  4. Mobilizing requires active mediation (at ResearchImpact we call this knowledge brokering)
  5. Mediation works through increasing transparency (for more on transparency, see our blog on August 25, 2009)
  6. Systems mobilize knowledge for action by translations that facilitate mutual comprehension
  7. Mediation activities help make the boundary between experts and decision makers selectively porous

If you got 7 out of 7 congratulations, you’re new knowledge isn’t so new!

Employing these methods of communication, translation and mediation enables an organization to become a boundary organization.

“These functions can be institutionalized in ‘boundary organizations’, organizations mandated to act as intermediaries between the arenas of science and policy. As originally conceived, boundary organizations have at least three features: (i) they involve specialized roles within the organization for managing the boundary; (ii) they have clear lines of responsibility and accountability to distinct social arenas on opposite sides of the boundary; and (iii) they provide a forum in which information can be co-produced by actors from different sides of the boundary through the use of ‘boundary objects’”

Note the emphasis on co-production, something we highlighted in our recent paper in Evidence & Policy.

So, we might as well all go home as in 2003 David Cash and his colleagues wrote all that I could ever want to write in 2009.  The challenge now is to practice what he preached.  York University, the University of Victoria and ResearchImpact are boundary organizations.  Our knowledge brokers have a foot in both (ok, many) camps and seek to continuously make boundaries pourous by increasing transparency allowing knowledge to be co-produced by researchers and decision makers.

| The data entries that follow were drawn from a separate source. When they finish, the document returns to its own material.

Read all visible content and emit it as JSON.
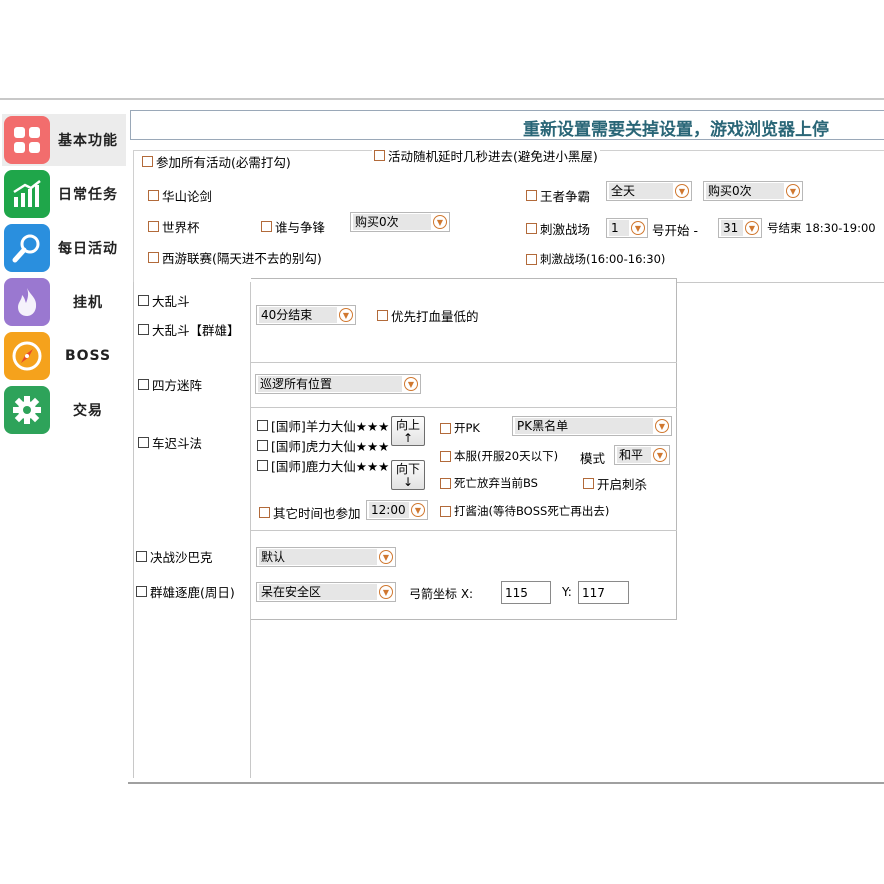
{
  "title": "重新设置需要关掉设置，游戏浏览器上停",
  "sidebar": {
    "items": [
      {
        "label": "基本功能",
        "icon": "grid-icon",
        "color": "#f26d6d"
      },
      {
        "label": "日常任务",
        "icon": "chart-icon",
        "color": "#1fa64a"
      },
      {
        "label": "每日活动",
        "icon": "magnifier-icon",
        "color": "#2a8fde"
      },
      {
        "label": "挂机",
        "icon": "flame-icon",
        "color": "#9a78d0"
      },
      {
        "label": "BOSS",
        "icon": "compass-icon",
        "color": "#f5a21c"
      },
      {
        "label": "交易",
        "icon": "gear-icon",
        "color": "#2ea35a"
      }
    ]
  },
  "top": {
    "join_all": "参加所有活动(必需打勾)",
    "random_delay": "活动随机延时几秒进去(避免进小黑屋)",
    "huashan": "华山论剑",
    "world_cup": "世界杯",
    "who_compete": "谁与争锋",
    "buy_select": "购买0次",
    "xiyou": "西游联赛(隔天进不去的别勾)",
    "king": "王者争霸",
    "king_time": "全天",
    "king_buy": "购买0次",
    "thrill": "刺激战场",
    "thrill_start": "1",
    "start_label": "号开始 -",
    "thrill_end": "31",
    "end_label": "号结束 18:30-19:00",
    "thrill2": "刺激战场(16:00-16:30)"
  },
  "left_list": {
    "brawl": "大乱斗",
    "brawl_hero": "大乱斗【群雄】",
    "maze": "四方迷阵",
    "chechi": "车迟斗法",
    "shabak": "决战沙巴克",
    "deer": "群雄逐鹿(周日)"
  },
  "brawl_section": {
    "end_select": "40分结束",
    "low_hp": "优先打血量低的"
  },
  "maze_section": {
    "patrol_select": "巡逻所有位置"
  },
  "chechi_section": {
    "masters": [
      "[国师]羊力大仙★★★",
      "[国师]虎力大仙★★★",
      "[国师]鹿力大仙★★★"
    ],
    "up_button": "向上",
    "up_arrow": "↑",
    "down_button": "向下",
    "down_arrow": "↓",
    "open_pk": "开PK",
    "pk_list": "PK黑名单",
    "this_server": "本服(开服20天以下)",
    "mode_label": "模式",
    "mode_select": "和平",
    "death_quit": "死亡放弃当前BS",
    "open_kill": "开启刺杀",
    "other_time": "其它时间也参加",
    "time_select": "12:00",
    "soy": "打酱油(等待BOSS死亡再出去)"
  },
  "bottom_section": {
    "default_select": "默认",
    "safe_select": "呆在安全区",
    "coord_label": "弓箭坐标 X:",
    "x_value": "115",
    "y_label": "Y:",
    "y_value": "117"
  }
}
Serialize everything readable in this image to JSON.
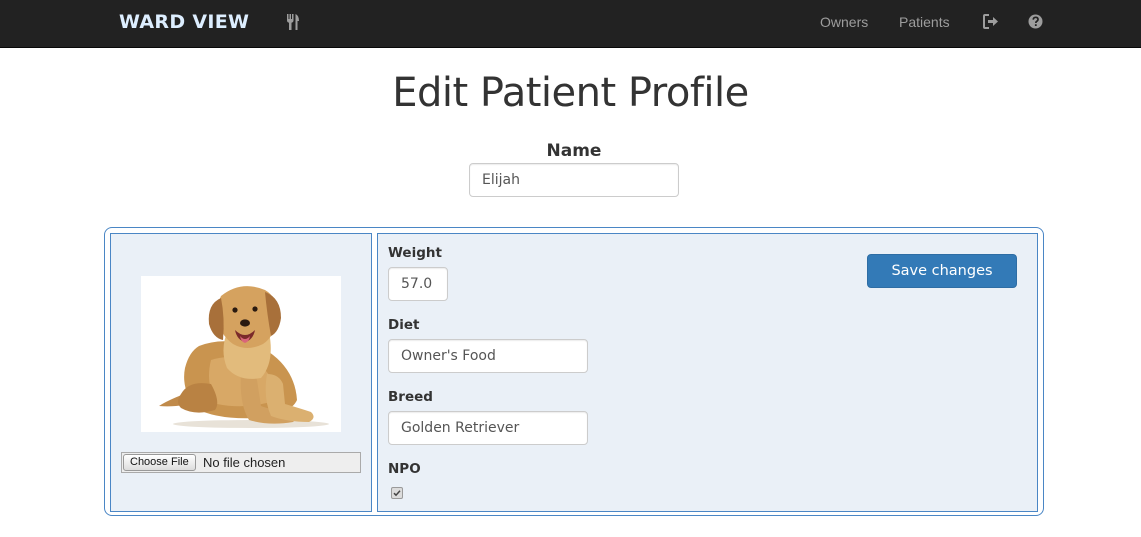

Hold the date of February 9, 2010 for our 3rd annual KM Expo that will feature discussions of boundaries and means of overcoming them.